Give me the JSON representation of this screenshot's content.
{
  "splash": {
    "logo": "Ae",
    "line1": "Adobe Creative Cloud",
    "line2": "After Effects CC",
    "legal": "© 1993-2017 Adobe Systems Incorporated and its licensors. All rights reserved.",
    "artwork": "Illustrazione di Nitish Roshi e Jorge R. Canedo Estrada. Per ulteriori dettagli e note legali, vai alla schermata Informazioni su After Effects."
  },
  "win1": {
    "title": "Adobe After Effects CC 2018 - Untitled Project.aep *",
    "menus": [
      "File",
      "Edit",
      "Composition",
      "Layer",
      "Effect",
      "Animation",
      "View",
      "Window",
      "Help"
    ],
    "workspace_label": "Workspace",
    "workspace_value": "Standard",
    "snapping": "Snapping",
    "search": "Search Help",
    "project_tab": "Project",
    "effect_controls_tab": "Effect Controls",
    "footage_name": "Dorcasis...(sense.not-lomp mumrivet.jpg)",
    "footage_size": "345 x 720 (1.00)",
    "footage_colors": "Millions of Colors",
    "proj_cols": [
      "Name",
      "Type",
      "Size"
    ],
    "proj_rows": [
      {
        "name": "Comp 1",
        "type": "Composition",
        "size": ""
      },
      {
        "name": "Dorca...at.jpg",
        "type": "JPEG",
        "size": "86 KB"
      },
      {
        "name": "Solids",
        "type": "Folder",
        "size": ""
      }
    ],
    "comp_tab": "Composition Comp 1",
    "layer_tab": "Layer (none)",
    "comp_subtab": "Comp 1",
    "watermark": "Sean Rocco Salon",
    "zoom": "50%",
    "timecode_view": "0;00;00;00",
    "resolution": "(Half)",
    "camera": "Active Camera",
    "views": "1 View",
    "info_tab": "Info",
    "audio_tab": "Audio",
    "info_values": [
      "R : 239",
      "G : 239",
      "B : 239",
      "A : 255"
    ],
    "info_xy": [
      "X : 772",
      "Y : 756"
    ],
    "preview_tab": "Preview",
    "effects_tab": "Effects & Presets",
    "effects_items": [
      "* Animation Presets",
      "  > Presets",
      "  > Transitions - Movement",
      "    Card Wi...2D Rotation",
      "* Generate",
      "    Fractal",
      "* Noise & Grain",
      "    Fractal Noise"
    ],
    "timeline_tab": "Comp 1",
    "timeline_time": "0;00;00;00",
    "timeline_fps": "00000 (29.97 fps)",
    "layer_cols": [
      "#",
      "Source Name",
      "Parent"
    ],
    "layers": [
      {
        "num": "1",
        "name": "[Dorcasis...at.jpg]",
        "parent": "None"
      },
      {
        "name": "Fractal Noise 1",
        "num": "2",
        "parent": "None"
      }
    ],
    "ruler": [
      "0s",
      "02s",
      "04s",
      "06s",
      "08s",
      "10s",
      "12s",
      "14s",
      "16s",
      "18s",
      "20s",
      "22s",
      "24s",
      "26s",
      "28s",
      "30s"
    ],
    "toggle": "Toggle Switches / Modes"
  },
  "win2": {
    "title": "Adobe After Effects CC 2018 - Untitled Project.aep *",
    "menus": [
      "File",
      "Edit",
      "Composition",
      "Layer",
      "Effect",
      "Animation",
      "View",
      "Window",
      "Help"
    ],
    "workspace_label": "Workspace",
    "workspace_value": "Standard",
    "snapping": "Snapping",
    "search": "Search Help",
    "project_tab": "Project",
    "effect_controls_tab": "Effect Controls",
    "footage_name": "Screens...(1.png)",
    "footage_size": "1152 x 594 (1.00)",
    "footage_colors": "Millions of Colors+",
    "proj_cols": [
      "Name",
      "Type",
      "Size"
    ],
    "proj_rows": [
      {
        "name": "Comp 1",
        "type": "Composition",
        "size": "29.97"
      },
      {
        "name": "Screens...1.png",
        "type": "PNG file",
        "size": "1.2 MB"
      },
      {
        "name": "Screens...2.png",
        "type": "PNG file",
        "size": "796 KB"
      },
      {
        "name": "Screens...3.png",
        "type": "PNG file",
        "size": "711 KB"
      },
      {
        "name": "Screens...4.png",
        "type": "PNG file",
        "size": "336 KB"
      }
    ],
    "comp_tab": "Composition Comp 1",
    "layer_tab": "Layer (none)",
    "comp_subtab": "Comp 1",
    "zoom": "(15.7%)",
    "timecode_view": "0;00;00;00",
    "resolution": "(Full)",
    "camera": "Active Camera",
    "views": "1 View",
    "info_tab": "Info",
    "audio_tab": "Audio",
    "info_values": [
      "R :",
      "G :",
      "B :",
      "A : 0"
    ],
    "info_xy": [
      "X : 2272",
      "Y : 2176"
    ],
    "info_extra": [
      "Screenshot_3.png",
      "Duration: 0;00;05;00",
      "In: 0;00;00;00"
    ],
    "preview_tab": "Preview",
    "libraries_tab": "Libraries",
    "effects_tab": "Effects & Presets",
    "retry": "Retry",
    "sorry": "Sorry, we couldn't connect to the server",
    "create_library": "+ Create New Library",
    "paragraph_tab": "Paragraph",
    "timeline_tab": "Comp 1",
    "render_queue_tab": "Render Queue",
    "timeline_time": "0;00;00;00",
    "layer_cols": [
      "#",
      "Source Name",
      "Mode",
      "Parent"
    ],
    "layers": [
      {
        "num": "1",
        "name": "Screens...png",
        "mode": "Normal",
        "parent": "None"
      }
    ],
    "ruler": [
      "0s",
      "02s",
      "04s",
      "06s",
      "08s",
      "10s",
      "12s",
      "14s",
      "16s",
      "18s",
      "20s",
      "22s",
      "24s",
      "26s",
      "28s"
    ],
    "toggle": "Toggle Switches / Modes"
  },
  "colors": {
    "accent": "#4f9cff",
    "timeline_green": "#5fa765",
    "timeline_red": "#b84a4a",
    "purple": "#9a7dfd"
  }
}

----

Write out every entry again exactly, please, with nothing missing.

**RESPONSE FOR THIS EXERCISE:**
Give me the JSON representation of this screenshot's content.
{
  "splash": {
    "logo": "Ae",
    "line1": "Adobe Creative Cloud",
    "line2": "After Effects CC",
    "legal": "© 1993-2017 Adobe Systems Incorporated and its licensors. All rights reserved.",
    "artwork": "Illustrazione di Nitish Roshi e Jorge R. Canedo Estrada. Per ulteriori dettagli e note legali, vai alla schermata Informazioni su After Effects."
  },
  "win1": {
    "title": "Adobe After Effects CC 2018 - Untitled Project.aep *",
    "menus": [
      "File",
      "Edit",
      "Composition",
      "Layer",
      "Effect",
      "Animation",
      "View",
      "Window",
      "Help"
    ],
    "workspace_label": "Workspace",
    "workspace_value": "Standard",
    "snapping": "Snapping",
    "search": "Search Help",
    "project_tab": "Project",
    "effect_controls_tab": "Effect Controls",
    "footage_name": "Dorcasis...(sense.not-lomp mumrivet.jpg)",
    "footage_size": "345 x 720 (1.00)",
    "footage_colors": "Millions of Colors",
    "proj_cols": [
      "Name",
      "Type",
      "Size"
    ],
    "proj_rows": [
      {
        "name": "Comp 1",
        "type": "Composition",
        "size": ""
      },
      {
        "name": "Dorca...at.jpg",
        "type": "JPEG",
        "size": "86 KB"
      },
      {
        "name": "Solids",
        "type": "Folder",
        "size": ""
      }
    ],
    "comp_tab": "Composition Comp 1",
    "layer_tab": "Layer (none)",
    "comp_subtab": "Comp 1",
    "watermark": "Sean Rocco Salon",
    "zoom": "50%",
    "timecode_view": "0;00;00;00",
    "resolution": "(Half)",
    "camera": "Active Camera",
    "views": "1 View",
    "info_tab": "Info",
    "audio_tab": "Audio",
    "info_values": [
      "R : 239",
      "G : 239",
      "B : 239",
      "A : 255"
    ],
    "info_xy": [
      "X : 772",
      "Y : 756"
    ],
    "preview_tab": "Preview",
    "effects_tab": "Effects & Presets",
    "effects_items": [
      "* Animation Presets",
      "  > Presets",
      "  > Transitions - Movement",
      "    Card Wi...2D Rotation",
      "* Generate",
      "    Fractal",
      "* Noise & Grain",
      "    Fractal Noise"
    ],
    "timeline_tab": "Comp 1",
    "timeline_time": "0;00;00;00",
    "timeline_fps": "00000 (29.97 fps)",
    "layer_cols": [
      "#",
      "Source Name",
      "Parent"
    ],
    "layers": [
      {
        "num": "1",
        "name": "[Dorcasis...at.jpg]",
        "parent": "None"
      },
      {
        "name": "Fractal Noise 1",
        "num": "2",
        "parent": "None"
      }
    ],
    "ruler": [
      "0s",
      "02s",
      "04s",
      "06s",
      "08s",
      "10s",
      "12s",
      "14s",
      "16s",
      "18s",
      "20s",
      "22s",
      "24s",
      "26s",
      "28s",
      "30s"
    ],
    "toggle": "Toggle Switches / Modes"
  },
  "win2": {
    "title": "Adobe After Effects CC 2018 - Untitled Project.aep *",
    "menus": [
      "File",
      "Edit",
      "Composition",
      "Layer",
      "Effect",
      "Animation",
      "View",
      "Window",
      "Help"
    ],
    "workspace_label": "Workspace",
    "workspace_value": "Standard",
    "snapping": "Snapping",
    "search": "Search Help",
    "project_tab": "Project",
    "effect_controls_tab": "Effect Controls",
    "footage_name": "Screens...(1.png)",
    "footage_size": "1152 x 594 (1.00)",
    "footage_colors": "Millions of Colors+",
    "proj_cols": [
      "Name",
      "Type",
      "Size"
    ],
    "proj_rows": [
      {
        "name": "Comp 1",
        "type": "Composition",
        "size": "29.97"
      },
      {
        "name": "Screens...1.png",
        "type": "PNG file",
        "size": "1.2 MB"
      },
      {
        "name": "Screens...2.png",
        "type": "PNG file",
        "size": "796 KB"
      },
      {
        "name": "Screens...3.png",
        "type": "PNG file",
        "size": "711 KB"
      },
      {
        "name": "Screens...4.png",
        "type": "PNG file",
        "size": "336 KB"
      }
    ],
    "comp_tab": "Composition Comp 1",
    "layer_tab": "Layer (none)",
    "comp_subtab": "Comp 1",
    "zoom": "(15.7%)",
    "timecode_view": "0;00;00;00",
    "resolution": "(Full)",
    "camera": "Active Camera",
    "views": "1 View",
    "info_tab": "Info",
    "audio_tab": "Audio",
    "info_values": [
      "R :",
      "G :",
      "B :",
      "A : 0"
    ],
    "info_xy": [
      "X : 2272",
      "Y : 2176"
    ],
    "info_extra": [
      "Screenshot_3.png",
      "Duration: 0;00;05;00",
      "In: 0;00;00;00"
    ],
    "preview_tab": "Preview",
    "libraries_tab": "Libraries",
    "effects_tab": "Effects & Presets",
    "retry": "Retry",
    "sorry": "Sorry, we couldn't connect to the server",
    "create_library": "+ Create New Library",
    "paragraph_tab": "Paragraph",
    "timeline_tab": "Comp 1",
    "render_queue_tab": "Render Queue",
    "timeline_time": "0;00;00;00",
    "layer_cols": [
      "#",
      "Source Name",
      "Mode",
      "Parent"
    ],
    "layers": [
      {
        "num": "1",
        "name": "Screens...png",
        "mode": "Normal",
        "parent": "None"
      }
    ],
    "ruler": [
      "0s",
      "02s",
      "04s",
      "06s",
      "08s",
      "10s",
      "12s",
      "14s",
      "16s",
      "18s",
      "20s",
      "22s",
      "24s",
      "26s",
      "28s"
    ],
    "toggle": "Toggle Switches / Modes"
  },
  "colors": {
    "accent": "#4f9cff",
    "timeline_green": "#5fa765",
    "timeline_red": "#b84a4a",
    "purple": "#9a7dfd"
  }
}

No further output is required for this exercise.